On the City and the Country (or, after living on an island for two weeks, why cities are necessary, but the country is equally as important)
Because chopping firewood teaches the focus of choosing one’s spot carefully, and it’s much easier to focus when you’re surrounded by 80 foot pine trees and listening to a good lecture.
Because semi-feral cats named Nola aren’t quite as scary when they approach you on an island as when they approach you on the street corner.
Because a game played in complete darkness doesn’t work with streetlights and streetcars. Especially when the game is called ‘Murder’.
Because one can disappear for a two hour walk, and not see anyone else for the duration.
Because not being able to ‘go out to see your friends’ means that, for better or for worse, you get to know the people you’re with.
Because the water is so still, it is possible to see through to the bottom and a perfect reflection at the same time.
Because it’s easier to appreciate rain when it is falling steadily for four consecutive days, and there’s no bus to catch to get home more quickly.
Because the busy city and the push/pull of life are good for ignoring the deeper questions of your heart, but being alone in your thoughts in the middle of a deep forest is much better for realizing what one fears and what one appreciates.
Because stacking firewood makes for great conversations, no matter what language you speak.
Because books are easier to read when you can’t check your e-mail.
Because being limited to three showers a week makes you realize how much water is wasted in the running of everyday life.

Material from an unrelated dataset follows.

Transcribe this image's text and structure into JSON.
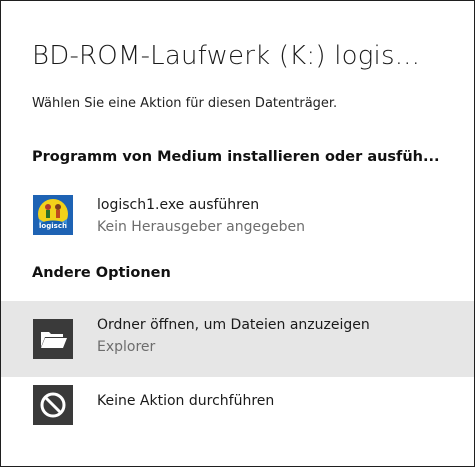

Because it is easier to confront eternity in the company of fellow travelers.